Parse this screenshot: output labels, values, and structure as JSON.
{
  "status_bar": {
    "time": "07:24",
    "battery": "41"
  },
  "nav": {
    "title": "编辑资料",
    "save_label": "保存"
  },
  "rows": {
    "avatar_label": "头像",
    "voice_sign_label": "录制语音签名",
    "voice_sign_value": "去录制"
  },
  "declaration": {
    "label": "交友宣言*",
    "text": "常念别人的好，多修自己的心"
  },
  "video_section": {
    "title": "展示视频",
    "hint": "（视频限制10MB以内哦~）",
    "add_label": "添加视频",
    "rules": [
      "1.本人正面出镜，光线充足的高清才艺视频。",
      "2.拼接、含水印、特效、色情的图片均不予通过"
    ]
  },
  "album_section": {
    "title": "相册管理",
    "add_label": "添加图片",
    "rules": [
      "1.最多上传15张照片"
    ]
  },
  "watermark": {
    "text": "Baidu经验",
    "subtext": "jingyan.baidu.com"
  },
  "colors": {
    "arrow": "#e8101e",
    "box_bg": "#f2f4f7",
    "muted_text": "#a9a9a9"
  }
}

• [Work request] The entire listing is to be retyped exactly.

• [Result for this exercise]
Parse this screenshot: output labels, values, and structure as JSON.
{
  "status_bar": {
    "time": "07:24",
    "battery": "41"
  },
  "nav": {
    "title": "编辑资料",
    "save_label": "保存"
  },
  "rows": {
    "avatar_label": "头像",
    "voice_sign_label": "录制语音签名",
    "voice_sign_value": "去录制"
  },
  "declaration": {
    "label": "交友宣言*",
    "text": "常念别人的好，多修自己的心"
  },
  "video_section": {
    "title": "展示视频",
    "hint": "（视频限制10MB以内哦~）",
    "add_label": "添加视频",
    "rules": [
      "1.本人正面出镜，光线充足的高清才艺视频。",
      "2.拼接、含水印、特效、色情的图片均不予通过"
    ]
  },
  "album_section": {
    "title": "相册管理",
    "add_label": "添加图片",
    "rules": [
      "1.最多上传15张照片"
    ]
  },
  "watermark": {
    "text": "Baidu经验",
    "subtext": "jingyan.baidu.com"
  },
  "colors": {
    "arrow": "#e8101e",
    "box_bg": "#f2f4f7",
    "muted_text": "#a9a9a9"
  }
}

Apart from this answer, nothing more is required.